I began unpacking my two suitcases in my beautiful new bedroom. I had socks in my hands and thought “I don’t know where these go.” And that tiny thought caused my breakdown. It was all because I couldn’t decide which drawer to put my socks in. (Megan Cary, discussing the difficulties when moving away from home)
Moving away can be an incredibly stressful time, even if you’re moving to that place just a few houses down the road. You’re gathering literally everything that you own and taking them with you, as well as all of the old memories from your old home. In fact, research in 2014 suggested that it’s as stressful as other major life events, like divorce! Two in three people placed the experience at the very top of their stress list in a poll of 2,000 adults.
Personally, I don’t think that this stress that comes with moving out is talked about anywhere near enough. Often at the age of 18, young adults are expected to gather their belongings, say goodbye to familiar surroundings, and start a new life at university. Young adults especially are left to figure it out on their own most of the time. Not to mention the fact that this is probably the first time that they are living away from their family and friends, people they’ve been surrounded by their entire lives. This blog is here to give advice to people that have found themselves alone for the first time, helping them to feel not so lonely.
Moving away in 2018, however, is a completely different ordeal to how it used to be. The world nowadays is very digitally connected. Everybody is basically attached to their phones, and Ofcom reports that 78% of adults would not be able to live without them. I’m sure many of you reading this are also guilty of checking your phone before your eyes are even fully open in the morning. According to a survey by Report Linker, 66% of millenials are on their phones before getting out of bed.
This undeniably makes the moving experience very different. Before social media, moving away from home would have meant completely distancing yourself from friends and family, with the occasional phone call and letter. We are now able to move thousands of miles away, and still be able to see a loved one’s face and hear their voice with the click of a button.

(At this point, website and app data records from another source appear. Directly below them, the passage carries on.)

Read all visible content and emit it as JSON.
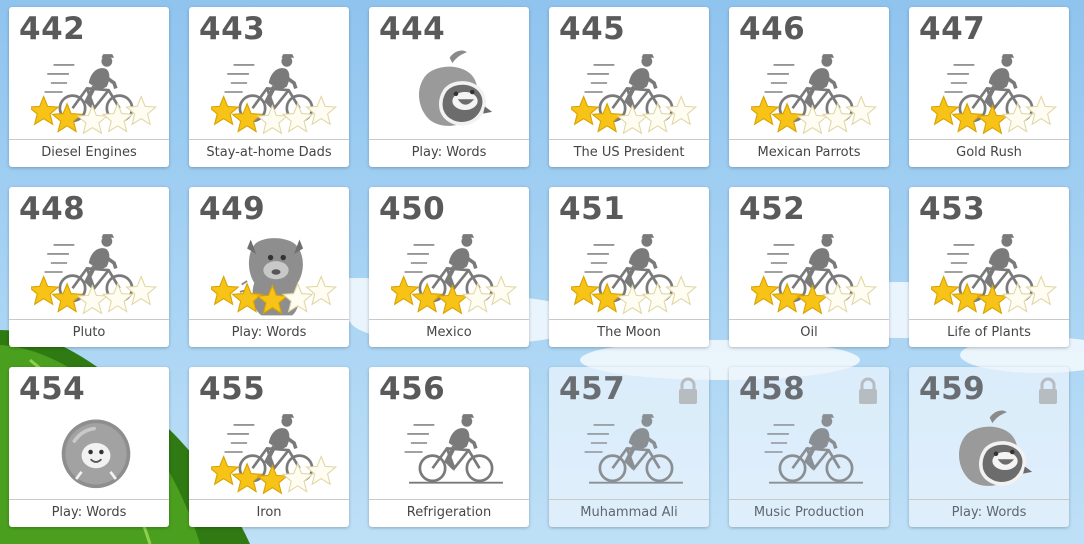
{
  "tiles": [
    {
      "number": "442",
      "label": "Diesel Engines",
      "type": "lesson",
      "stars_filled": 2,
      "locked": false
    },
    {
      "number": "443",
      "label": "Stay-at-home Dads",
      "type": "lesson",
      "stars_filled": 2,
      "locked": false
    },
    {
      "number": "444",
      "label": "Play: Words",
      "type": "play-apple",
      "locked": false
    },
    {
      "number": "445",
      "label": "The US President",
      "type": "lesson",
      "stars_filled": 2,
      "locked": false
    },
    {
      "number": "446",
      "label": "Mexican Parrots",
      "type": "lesson",
      "stars_filled": 2,
      "locked": false
    },
    {
      "number": "447",
      "label": "Gold Rush",
      "type": "lesson",
      "stars_filled": 3,
      "locked": false
    },
    {
      "number": "448",
      "label": "Pluto",
      "type": "lesson",
      "stars_filled": 2,
      "locked": false
    },
    {
      "number": "449",
      "label": "Play: Words",
      "type": "play-creature",
      "stars_filled": 3,
      "locked": false
    },
    {
      "number": "450",
      "label": "Mexico",
      "type": "lesson",
      "stars_filled": 3,
      "locked": false
    },
    {
      "number": "451",
      "label": "The Moon",
      "type": "lesson",
      "stars_filled": 2,
      "locked": false
    },
    {
      "number": "452",
      "label": "Oil",
      "type": "lesson",
      "stars_filled": 3,
      "locked": false
    },
    {
      "number": "453",
      "label": "Life of Plants",
      "type": "lesson",
      "stars_filled": 3,
      "locked": false
    },
    {
      "number": "454",
      "label": "Play: Words",
      "type": "play-bubble",
      "locked": false
    },
    {
      "number": "455",
      "label": "Iron",
      "type": "lesson",
      "stars_filled": 3,
      "locked": false
    },
    {
      "number": "456",
      "label": "Refrigeration",
      "type": "lesson-nostars",
      "locked": false
    },
    {
      "number": "457",
      "label": "Muhammad Ali",
      "type": "lesson-nostars",
      "locked": true
    },
    {
      "number": "458",
      "label": "Music Production",
      "type": "lesson-nostars",
      "locked": true
    },
    {
      "number": "459",
      "label": "Play: Words",
      "type": "play-apple",
      "locked": true
    }
  ],
  "colors": {
    "star_fill": "#f7c316",
    "star_empty": "#fffdf2",
    "icon_gray": "#7a7a7a",
    "sky": "#a9d4f4",
    "leaf": "#3f8a1c"
  },
  "icons": {
    "lesson": "cyclist-icon",
    "play-apple": "apple-bird-icon",
    "play-creature": "creature-icon",
    "play-bubble": "bubble-bird-icon",
    "locked": "lock-icon",
    "star": "star-icon"
  }
}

This, obviously, makes things a bit easier for young people that have found themselves somewhere completely new. Any feelings of homesickness are a lot easier to deal with when you can contact home at any moment.

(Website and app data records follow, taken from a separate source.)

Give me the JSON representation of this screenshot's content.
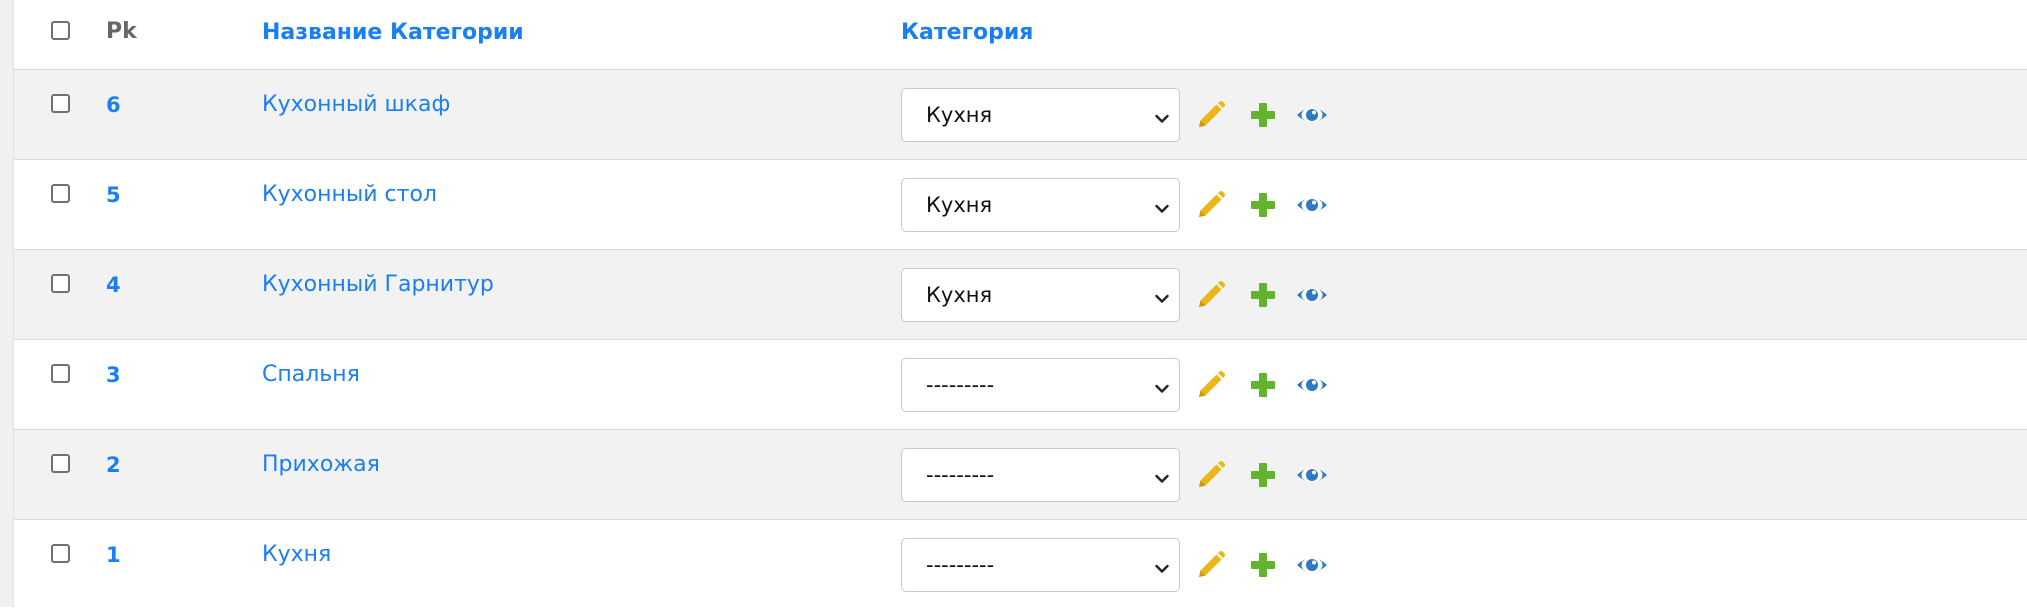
{
  "header": {
    "pk": "Pk",
    "name": "Название Категории",
    "category": "Категория"
  },
  "rows": [
    {
      "pk": "6",
      "name": "Кухонный шкаф",
      "category": "Кухня"
    },
    {
      "pk": "5",
      "name": "Кухонный стол",
      "category": "Кухня"
    },
    {
      "pk": "4",
      "name": "Кухонный Гарнитур",
      "category": "Кухня"
    },
    {
      "pk": "3",
      "name": "Спальня",
      "category": "---------"
    },
    {
      "pk": "2",
      "name": "Прихожая",
      "category": "---------"
    },
    {
      "pk": "1",
      "name": "Кухня",
      "category": "---------"
    }
  ],
  "icons": {
    "edit": "pencil-icon",
    "add": "plus-icon",
    "view": "eye-icon",
    "dropdown": "chevron-down-icon"
  },
  "colors": {
    "link": "#1a7ff0",
    "edit": "#e8b818",
    "add": "#62b32e",
    "view": "#2f78c4",
    "row_alt": "#f2f2f2"
  }
}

However, I think that this digital connection can make things a lot more difficult too. A dependency on social media can be incredibly distracting and disruptive for a person who is just beginning to learn who they are and who is trying to find their feet for the first time in their adult lives. Therefore, I think that as the usage of social media increases, so does the level of stress and anxiety that a young person experiences.
Social Media: A Cause For Loneliness?
I put a poll up on my Twitter and asked whether people felt as though social media connected them to others or whether it made them feel isolated.
Hello Twitter!!? My first blog post will be up soon (link in bio!) so be sure to check that out.
Firstly though, I'm interested in your opinions. Would you say that social media makes you feel more connected to others, or more isolated and lonely?
— First Steps to Freedom (@steps_freedom) December 3, 2018
As you can see, the majority felt as though social media helped them connect with others. However, a small amount of people still feel isolated due to social media, and I’d like to look into why that might be in future blog posts.
That being said, the impact that social media and the internet has had on people that are just starting out in adult life is huge. They can find immediate support from friends, family, and even strangers on the internet.
What do you think? Make sure to let me know down in the comments!